GC: Making games is never a straight forward process, but our programmers didn’t look too frazzled at the end! The trickier bit has been designing around all of the different ways players can play the game – different controllers, different screen configurations... And then, most importantly, making all of those different setups fun. Making them all work intuitively, and smoothly. That took a bit more time.

NL: How do you feel this will stand alongside Mario Kart 8 when it comes out later this year? Is it a different experience?

GC: Definitely a different experience! Obviously, there are a bunch of similarities, as you’d expect given they’re both karting games.

But the F1 license gave us the opportunity to do a lot of things a bit differently, something to set us apart from the Mario Kart clones.

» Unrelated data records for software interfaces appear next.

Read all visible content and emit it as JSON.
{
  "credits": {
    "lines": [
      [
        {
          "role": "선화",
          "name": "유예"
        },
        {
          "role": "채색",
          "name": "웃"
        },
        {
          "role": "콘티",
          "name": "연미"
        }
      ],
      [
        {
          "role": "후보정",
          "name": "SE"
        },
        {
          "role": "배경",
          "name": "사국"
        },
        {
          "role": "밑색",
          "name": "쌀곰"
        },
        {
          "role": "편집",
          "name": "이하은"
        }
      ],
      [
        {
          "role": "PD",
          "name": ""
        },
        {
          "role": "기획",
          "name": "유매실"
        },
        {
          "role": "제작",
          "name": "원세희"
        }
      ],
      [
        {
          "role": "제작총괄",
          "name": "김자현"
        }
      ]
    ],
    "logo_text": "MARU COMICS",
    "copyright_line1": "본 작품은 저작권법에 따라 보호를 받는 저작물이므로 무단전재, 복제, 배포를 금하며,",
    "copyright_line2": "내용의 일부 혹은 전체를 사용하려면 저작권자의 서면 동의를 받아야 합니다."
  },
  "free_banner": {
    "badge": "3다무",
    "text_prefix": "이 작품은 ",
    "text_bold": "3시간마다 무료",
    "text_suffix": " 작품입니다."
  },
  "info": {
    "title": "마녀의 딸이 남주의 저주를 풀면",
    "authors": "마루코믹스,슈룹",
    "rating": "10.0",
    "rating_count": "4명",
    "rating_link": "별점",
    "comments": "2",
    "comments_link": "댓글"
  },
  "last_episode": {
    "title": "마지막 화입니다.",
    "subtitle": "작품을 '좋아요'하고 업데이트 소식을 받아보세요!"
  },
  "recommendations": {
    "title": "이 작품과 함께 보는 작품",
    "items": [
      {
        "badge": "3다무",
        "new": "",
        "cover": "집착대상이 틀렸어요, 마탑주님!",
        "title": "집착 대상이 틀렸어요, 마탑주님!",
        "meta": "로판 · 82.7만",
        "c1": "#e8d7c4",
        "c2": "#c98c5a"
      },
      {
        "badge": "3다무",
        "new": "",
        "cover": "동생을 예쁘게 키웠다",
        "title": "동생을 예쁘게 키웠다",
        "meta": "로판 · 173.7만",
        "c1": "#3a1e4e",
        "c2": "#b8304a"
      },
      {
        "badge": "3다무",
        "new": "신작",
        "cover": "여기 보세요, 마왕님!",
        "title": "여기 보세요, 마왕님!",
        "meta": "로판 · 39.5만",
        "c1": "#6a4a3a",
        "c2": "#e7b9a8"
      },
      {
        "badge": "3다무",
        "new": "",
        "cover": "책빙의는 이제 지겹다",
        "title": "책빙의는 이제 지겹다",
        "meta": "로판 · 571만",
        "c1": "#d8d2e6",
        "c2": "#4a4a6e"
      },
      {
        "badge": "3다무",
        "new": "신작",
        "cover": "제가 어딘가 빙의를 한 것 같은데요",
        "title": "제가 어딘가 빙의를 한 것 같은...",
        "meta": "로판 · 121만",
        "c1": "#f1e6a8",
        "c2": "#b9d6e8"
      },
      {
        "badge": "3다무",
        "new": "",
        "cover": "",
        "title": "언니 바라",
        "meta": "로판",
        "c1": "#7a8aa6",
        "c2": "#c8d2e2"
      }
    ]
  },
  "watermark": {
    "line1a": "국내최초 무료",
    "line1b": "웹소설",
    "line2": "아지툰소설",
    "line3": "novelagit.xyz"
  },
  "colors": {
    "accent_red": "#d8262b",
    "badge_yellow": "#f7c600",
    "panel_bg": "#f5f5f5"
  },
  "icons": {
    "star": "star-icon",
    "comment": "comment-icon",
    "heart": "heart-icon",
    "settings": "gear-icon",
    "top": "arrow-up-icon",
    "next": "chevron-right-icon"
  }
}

With the license - the names, the faces, the locations – as well as the pits system, the KERS cornering system, jump boosts... All of this makes for a very different karting experience.

NL: Is this series likely to continue in the future?

GC: I guess only time will tell!

NL: Does Codemasters have any other plans for Wii U / 3DS in the near future?

GC: Nothing that we can discuss currently but who knows what the future might hold?

We'd like to thank Gavin for his time. F1 Race Stars: Powered Up Edition is available to download now from the Wii U eShop.